I read a story the other day about a boy who had magic lessons in school. He liked to ride his flying broomstick, but when he didn't behave his aunt and uncle, with whom he lived, took it away, grounding him in a very literal manner. His nasty cousin kept telling on him. Non-magic technology was barely known to the people in the story, and any investigations into it were discouraged.
The story was published in 1953, twelve years before J.K. Rowling was born. It's called "The Wall Around the World" and was written by American sf writer Theodore R. Cogswell (1918-1987). In 2003 it was nominated for a retro-Hugo for best novelette of 1953 (the award went to James Blish). Given the general state of sf in 1953, I suppose it's pretty good.
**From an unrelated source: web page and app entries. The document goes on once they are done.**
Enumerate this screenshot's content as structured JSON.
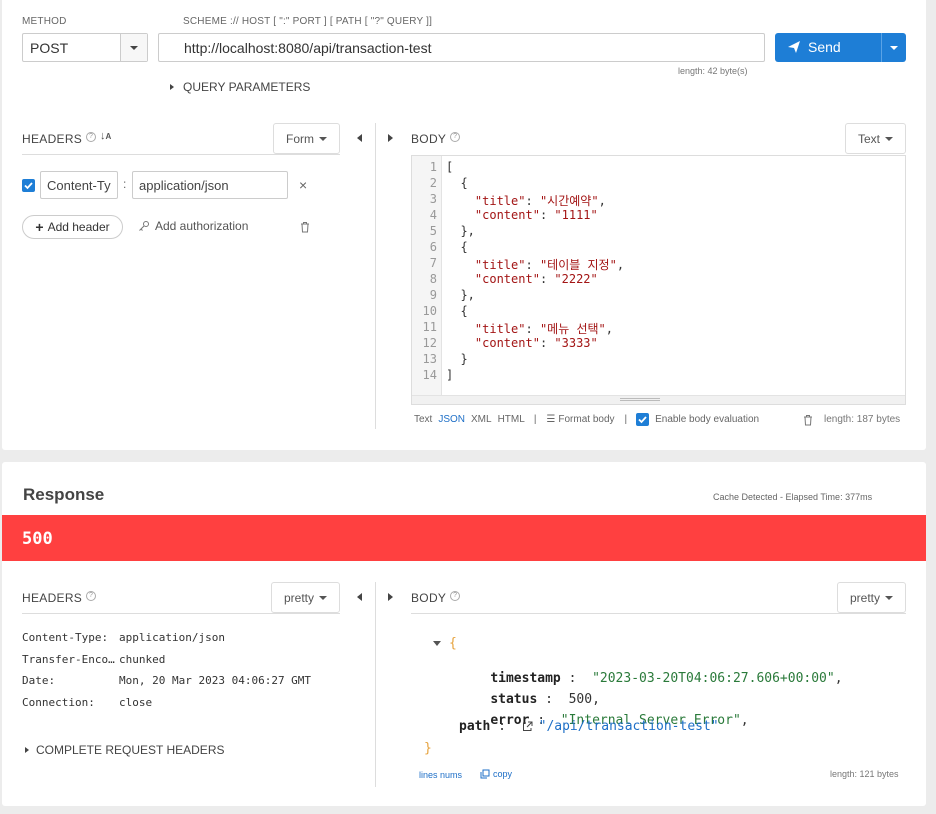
{
  "request": {
    "method_label": "METHOD",
    "method_value": "POST",
    "scheme_label": "SCHEME :// HOST [ \":\" PORT ] [ PATH [ \"?\" QUERY ]]",
    "url": "http://localhost:8080/api/transaction-test",
    "url_length": "length: 42 byte(s)",
    "send_label": "Send",
    "query_params_label": "QUERY PARAMETERS",
    "headers_title": "HEADERS",
    "headers_mode": "Form",
    "header_rows": [
      {
        "name": "Content-Ty",
        "sep": ":",
        "value": "application/json"
      }
    ],
    "add_header_label": "Add header",
    "add_auth_label": "Add authorization",
    "body_title": "BODY",
    "body_mode": "Text",
    "body_lines": [
      [
        "1",
        "["
      ],
      [
        "2",
        "  {"
      ],
      [
        "3",
        "    \"title\": \"시간예약\","
      ],
      [
        "4",
        "    \"content\": \"1111\""
      ],
      [
        "5",
        "  },"
      ],
      [
        "6",
        "  {"
      ],
      [
        "7",
        "    \"title\": \"테이블 지정\","
      ],
      [
        "8",
        "    \"content\": \"2222\""
      ],
      [
        "9",
        "  },"
      ],
      [
        "10",
        "  {"
      ],
      [
        "11",
        "    \"title\": \"메뉴 선택\","
      ],
      [
        "12",
        "    \"content\": \"3333\""
      ],
      [
        "13",
        "  }"
      ],
      [
        "14",
        "]"
      ]
    ],
    "footer_text": "Text",
    "footer_json": "JSON",
    "footer_xml": "XML",
    "footer_html": "HTML",
    "footer_sep": "|",
    "format_body": "Format body",
    "enable_eval": "Enable body evaluation",
    "body_length": "length: 187 bytes"
  },
  "response": {
    "title": "Response",
    "cache_info": "Cache Detected - Elapsed Time: 377ms",
    "status_code": "500",
    "status_color": "#ff4040",
    "headers_title": "HEADERS",
    "headers_mode": "pretty",
    "headers": [
      {
        "name": "Content-Type:",
        "value": "application/json"
      },
      {
        "name": "Transfer-Enco…",
        "value": "chunked"
      },
      {
        "name": "Date:",
        "value": "Mon, 20 Mar 2023 04:06:27 GMT"
      },
      {
        "name": "Connection:",
        "value": "close"
      }
    ],
    "complete_headers_label": "COMPLETE REQUEST HEADERS",
    "body_title": "BODY",
    "body_mode": "pretty",
    "open_brace": "{",
    "close_brace": "}",
    "fields": [
      {
        "key": "timestamp",
        "colon": ":",
        "value": "\"2023-03-20T04:06:27.606+00:00\"",
        "suffix": ","
      },
      {
        "key": "status",
        "colon": ":",
        "value": "500",
        "suffix": ","
      },
      {
        "key": "error",
        "colon": ":",
        "value": "\"Internal Server Error\"",
        "suffix": ","
      },
      {
        "key": "path",
        "colon": ":",
        "value": "\"/api/transaction-test\"",
        "suffix": ""
      }
    ],
    "lines_nums": "lines nums",
    "copy": "copy",
    "body_length": "length: 121 bytes"
  },
  "colors": {
    "accent": "#1e7ed6",
    "error": "#ff4040",
    "link": "#1e6fc7"
  }
}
But I like Harry Potter better.
Mike Ashley has made the same connection, but he doubts that J.K. Rowling read Cogswell's story before conceiving of H.P.
[More blog entries about harrypotter, sciencefiction, sf, books; harrypotter, sciencefiction, sf, böcker.]